Making Your RFID Smarter Using AI

By: Jerry Abiog, Co-founder and Chief Marketing Officer at  Standard Insights

Covid and the economic and societal shifts resulted in accelerated technological adoption rates. Businesses are grappling with the work-from-home movement, labor shortages, inflation, and a potential recession. Add the quiet-quitting movement; many companies of all shapes and sizes in many verticals struggle to adapt.
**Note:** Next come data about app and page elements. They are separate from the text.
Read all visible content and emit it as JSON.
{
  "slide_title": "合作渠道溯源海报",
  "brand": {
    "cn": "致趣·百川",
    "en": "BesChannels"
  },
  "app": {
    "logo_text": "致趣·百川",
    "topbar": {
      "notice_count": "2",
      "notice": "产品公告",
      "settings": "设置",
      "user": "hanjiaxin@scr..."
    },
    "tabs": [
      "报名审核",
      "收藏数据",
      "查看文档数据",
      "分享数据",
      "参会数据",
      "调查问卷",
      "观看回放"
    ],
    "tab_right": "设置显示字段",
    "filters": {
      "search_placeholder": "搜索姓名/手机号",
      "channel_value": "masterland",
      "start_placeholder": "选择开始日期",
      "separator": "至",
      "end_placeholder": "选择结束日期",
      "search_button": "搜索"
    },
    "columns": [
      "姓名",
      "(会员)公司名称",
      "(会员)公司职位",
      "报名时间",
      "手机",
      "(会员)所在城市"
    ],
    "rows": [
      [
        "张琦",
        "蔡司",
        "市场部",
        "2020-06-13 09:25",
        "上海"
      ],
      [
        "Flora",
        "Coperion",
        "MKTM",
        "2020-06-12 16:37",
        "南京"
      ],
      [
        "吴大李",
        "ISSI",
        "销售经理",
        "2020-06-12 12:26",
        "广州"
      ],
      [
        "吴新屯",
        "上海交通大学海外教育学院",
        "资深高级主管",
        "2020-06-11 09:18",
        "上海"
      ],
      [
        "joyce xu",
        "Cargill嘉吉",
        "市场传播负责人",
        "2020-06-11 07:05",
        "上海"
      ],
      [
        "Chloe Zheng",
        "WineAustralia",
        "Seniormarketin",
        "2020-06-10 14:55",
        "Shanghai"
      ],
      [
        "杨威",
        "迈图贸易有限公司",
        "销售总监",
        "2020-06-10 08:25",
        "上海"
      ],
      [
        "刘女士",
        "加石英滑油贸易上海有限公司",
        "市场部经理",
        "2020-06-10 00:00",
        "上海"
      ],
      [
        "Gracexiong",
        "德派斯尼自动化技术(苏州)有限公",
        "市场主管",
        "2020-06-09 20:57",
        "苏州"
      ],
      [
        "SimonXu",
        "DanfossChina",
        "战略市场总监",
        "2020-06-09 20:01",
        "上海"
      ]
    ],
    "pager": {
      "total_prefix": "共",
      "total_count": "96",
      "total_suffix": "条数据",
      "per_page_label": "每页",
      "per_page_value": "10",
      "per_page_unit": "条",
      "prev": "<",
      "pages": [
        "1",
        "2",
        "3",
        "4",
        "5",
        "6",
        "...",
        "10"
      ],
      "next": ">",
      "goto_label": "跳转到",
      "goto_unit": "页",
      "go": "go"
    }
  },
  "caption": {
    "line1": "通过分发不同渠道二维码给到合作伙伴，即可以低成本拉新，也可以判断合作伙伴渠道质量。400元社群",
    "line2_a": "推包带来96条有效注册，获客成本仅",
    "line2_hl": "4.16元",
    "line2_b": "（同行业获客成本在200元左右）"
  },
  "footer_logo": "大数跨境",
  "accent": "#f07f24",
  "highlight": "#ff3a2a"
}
On the other side, customers demand more and aren’t patient with missteps regarding the products and services they receive from these businesses.

Both radio-frequency identification (RFID) and artificial intelligence (AI) have been around since the 1950s. However, with the democratization of all things technology in the IoT and AI space, both are now readily available for most businesses struggling with driving top and bottom-line growth during challenging economic times.

RFID Basics
RFID is a wireless technology frequency that incorporates electromagnetic frequencies to classify people, animals, or things. Like its cousin, the barcode scanner, RFID doesn’t need a straight line sight to scan, reads thousands of codes at once, and can be done in real-time.  The RFID ecosystem includes RFID tags (which hold a voluminous amount of data), readers with an antenna, and software to process the data.

While this article targets RFID capabilities in the business world, we use it in our personal lives – opening your garage door, the timing chip for marathons and triathlons, or tap-and-go payments at your favorite retail or restaurant establishment.

AI Basics
AI is the ability of a computer to think and act like a human. Often confused with business intelligence, AI looks into the future with predictive and prescriptive analytics. Like RFID, we see it in our everyday lives; Amazon recommendations, Netflix, and Tesla self-driving cars. All have one thing in common; AI looks at past patterns to make future predictions.

Applications of AI are many in the business world. Samples include overhead cameras that can anticipate the movement patterns of customers. Second, warehouse robots that mimic human movements Finally, software that can predict what customers will purchase and how much of a particular product will sell in a given day, week, or month by analyzing POS, ERP, or RFID data.

What’s Old Is New Again – Bringing Both Technologies Together
The technology adoption curve is slow. Humans resist change, primarily if it seeks to disrupt the status quo. Oracle was resistant to cloud migration. Companies failing to adopt new technologies are no longer in existence – Borders Books, Blockbuster, and  Kmart. Once in a precarious situation, JCPenney turned things around by adopting AI technologies. Walmart now uses RFID technology to help scan inventory in its 4000 locations.

According to Markets and Markets, the RFID industry will grow to $35.6 billion by 2030. Likewise, according to Valuate Reports, the AI market will grow to $1,581billion by 2030. Data is the new oil. Both industries thrive on data. 

Companies typically invest in new technology if it solves a business problem. With the business world in economic chaos, many will have no other options except to turn to technology to remain relevant and profitable. One of the places to start is to leverage the data in your RFID tags using the predictive power of AI.

Why RFID and AI Matter For Your Business
RFID is all about accuracy, whether that tracking is in the retail, manufacturing, or horticultural arenas. Same with AI and its ability to predict the next course of action. Imagine if, regardless of vertical,  you’re able to quickly scan thousands of products and predict how much will sell and who will buy; your business can:

  • Reduce labor costs
  • Optimize how much inventory you need to stock
  • Improve sales and average order value through smarter marketing

The proof is in the pudding. A study by the Aberdeen Group states that 93 percent of companies feel that RFID aids in reducing labor costs. Accenture shows that AI tools can improve labor productivity by 40 percent. Harvard Business Review states, “the question is no longer if a company should use AI but where it brings the greatest competitive advantage.”

Often it’s what you don’t do that could lead to the failure of your business. Like not eating healthily, getting exercise and adequate sleep could fail your body. Big companies fail too, and so do small ones. Now is the time to take action as these technologies are readily available. The business world is challenging us in many ways not seen before. Your margins are too slim to play the guessing game.

Jerry Abiog is the co-founder and CMO of Standard Insights, an AI as a Service analytics and growth marketing platform. They help companies leverage their first-party data (POS, ERP, e-commerce, RFID) to drive top and bottom-line growth using the predictive power of AI.